> On 19.4.2013, at 10.43, Timo Sirainen <[hidden email]> wrote:
>
>> On 19.4.2013, at 9.59, Nikolaos Milas <[hidden email]> wrote:
>>
>>> Assuming we have two (low traffic) servers (on different data centers) replicated using dsync, what is the best way to automatically direct users to the main server when it is up and to the redundant one when the main server is down?
>>>
>>> Using DNS? I've seen that DNS-based failover has generally issues (for example: http://serverfault.com/questions/60553/why-is-dns-failover-not-recommended, which is informative although it refers to web servers).
> BTW. I'm kind of hoping that if dsync replication becomes more commonly used with people commonly setting up two A records for the IMAP server, the IMAP clients would evolve to support this by trying out all the listed IPs. Web browsers already do this nowadays (and that's why I think your URL is a bit out of date).
>
>

If DNS were the preferred method for load balancing IMAP/POP3 (or
others) I would recommend the clients begin supporting SRV records as

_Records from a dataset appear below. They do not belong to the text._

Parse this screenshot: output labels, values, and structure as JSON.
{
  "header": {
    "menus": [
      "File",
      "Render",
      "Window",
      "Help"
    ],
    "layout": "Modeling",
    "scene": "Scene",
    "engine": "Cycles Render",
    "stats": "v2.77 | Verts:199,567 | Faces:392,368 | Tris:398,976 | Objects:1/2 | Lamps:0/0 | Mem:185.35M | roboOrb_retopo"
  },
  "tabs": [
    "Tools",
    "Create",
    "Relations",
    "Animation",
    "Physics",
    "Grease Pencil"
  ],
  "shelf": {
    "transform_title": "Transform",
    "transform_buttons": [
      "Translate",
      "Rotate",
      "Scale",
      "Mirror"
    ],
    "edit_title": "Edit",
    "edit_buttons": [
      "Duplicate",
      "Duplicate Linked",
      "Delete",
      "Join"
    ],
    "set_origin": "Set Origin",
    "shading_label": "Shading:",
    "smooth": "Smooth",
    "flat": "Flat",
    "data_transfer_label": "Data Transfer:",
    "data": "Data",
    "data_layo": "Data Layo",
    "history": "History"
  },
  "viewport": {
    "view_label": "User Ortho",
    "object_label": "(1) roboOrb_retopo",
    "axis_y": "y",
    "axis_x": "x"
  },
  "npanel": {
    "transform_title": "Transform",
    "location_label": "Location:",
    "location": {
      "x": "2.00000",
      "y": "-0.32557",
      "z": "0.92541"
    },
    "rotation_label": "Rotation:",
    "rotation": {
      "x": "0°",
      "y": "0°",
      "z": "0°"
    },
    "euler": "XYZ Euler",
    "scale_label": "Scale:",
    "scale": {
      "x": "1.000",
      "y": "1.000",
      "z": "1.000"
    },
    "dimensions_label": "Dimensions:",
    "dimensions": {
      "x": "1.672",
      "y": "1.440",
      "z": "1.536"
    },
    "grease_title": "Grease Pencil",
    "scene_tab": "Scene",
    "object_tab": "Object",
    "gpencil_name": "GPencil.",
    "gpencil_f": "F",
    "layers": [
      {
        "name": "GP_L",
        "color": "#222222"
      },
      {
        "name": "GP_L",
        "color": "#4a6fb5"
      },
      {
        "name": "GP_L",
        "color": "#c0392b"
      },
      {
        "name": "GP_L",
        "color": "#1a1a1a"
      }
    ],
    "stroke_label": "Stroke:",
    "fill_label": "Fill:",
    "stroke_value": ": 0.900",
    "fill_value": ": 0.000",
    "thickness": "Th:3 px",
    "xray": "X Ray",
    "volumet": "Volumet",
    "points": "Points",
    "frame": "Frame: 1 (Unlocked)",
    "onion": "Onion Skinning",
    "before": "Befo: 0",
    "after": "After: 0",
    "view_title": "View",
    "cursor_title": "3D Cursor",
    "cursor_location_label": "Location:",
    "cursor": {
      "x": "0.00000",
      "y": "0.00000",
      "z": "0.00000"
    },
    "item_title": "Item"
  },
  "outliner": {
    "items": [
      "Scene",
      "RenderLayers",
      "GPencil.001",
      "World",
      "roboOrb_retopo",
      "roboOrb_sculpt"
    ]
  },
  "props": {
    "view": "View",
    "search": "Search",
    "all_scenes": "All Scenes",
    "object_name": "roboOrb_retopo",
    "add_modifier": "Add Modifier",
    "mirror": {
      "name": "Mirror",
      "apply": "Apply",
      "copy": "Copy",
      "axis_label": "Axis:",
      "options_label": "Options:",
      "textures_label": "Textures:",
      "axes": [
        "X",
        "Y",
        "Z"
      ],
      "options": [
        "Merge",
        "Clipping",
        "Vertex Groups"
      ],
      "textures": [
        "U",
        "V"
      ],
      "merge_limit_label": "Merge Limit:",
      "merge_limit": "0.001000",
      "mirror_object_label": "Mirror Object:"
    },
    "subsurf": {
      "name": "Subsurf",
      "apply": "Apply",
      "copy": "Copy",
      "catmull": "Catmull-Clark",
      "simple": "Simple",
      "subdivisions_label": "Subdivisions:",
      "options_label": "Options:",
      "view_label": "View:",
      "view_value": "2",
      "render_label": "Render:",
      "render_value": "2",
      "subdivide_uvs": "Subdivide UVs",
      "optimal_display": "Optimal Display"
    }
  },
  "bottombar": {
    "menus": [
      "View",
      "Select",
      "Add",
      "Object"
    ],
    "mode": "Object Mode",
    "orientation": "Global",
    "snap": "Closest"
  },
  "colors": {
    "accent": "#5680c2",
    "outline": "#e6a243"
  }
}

they were specifically designed to handle this kind of scenario.